Submitted to: Wildlife Disease Association Annual Meeting
Publication Type: Abstract Only
Publication Acceptance Date: April 27, 2000
Publication Date: N/A

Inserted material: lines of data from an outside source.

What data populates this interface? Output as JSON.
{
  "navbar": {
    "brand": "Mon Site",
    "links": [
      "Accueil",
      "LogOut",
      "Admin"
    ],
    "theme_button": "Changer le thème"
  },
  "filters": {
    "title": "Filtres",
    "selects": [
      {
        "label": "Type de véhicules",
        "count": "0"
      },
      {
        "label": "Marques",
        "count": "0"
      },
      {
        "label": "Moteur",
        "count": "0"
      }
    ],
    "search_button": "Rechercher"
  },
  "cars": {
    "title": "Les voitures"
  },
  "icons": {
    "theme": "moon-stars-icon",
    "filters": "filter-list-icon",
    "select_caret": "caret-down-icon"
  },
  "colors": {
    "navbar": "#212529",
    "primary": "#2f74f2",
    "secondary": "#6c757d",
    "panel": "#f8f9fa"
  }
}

Technical Abstract: Brucellosis is caused by an intracellular bacteria and the disease is characterized by abortion and fetal losses. Brucella abortus is known to be prevalent in bison populations within Yellowstone National Park and Grand Teton National Park in the United States, and Mackenzie Bison Sanctuary in Canada. In a series of studies, we have vaccinated bison heifer calves with B. abortus strain RB51 (SRB51) and characterized persistence of the vaccine strain, immune responses after vaccination, and vaccine-induced protection against experimental challenge with virulent B. abortus during pregnancy. SRB51 can be recovered from the lymph node draining the site of vaccination (superficial cervical) in some bison for up to 18 weeks after vaccination. Vaccinated bison do not appear to shed SRB51 from mucosal surfaces after vaccination. When compared to non- vaccinates, bison vaccinated with SRB51 have antibody responses that peak between 4 to 6 weeks after vaccination and dissipate by 18 weeks after vaccination. Proliferative responses of peripheral blood mononuclear cells to killed SRB51 bacteria are greater than non-vaccinates at 12 weeks after vaccination. Bison were pasture bred, pregnancy confirmed by rectal palpation, and pregnant bison intraconjunctivally challenged with 1 x 10**7 CFU of virulent Brucella abortus strain 2308 at 180 days gestation. Dams and calves were euthanized within 24 hours after parturition or abortion and samples obtained for histologic and bacteriologic examination.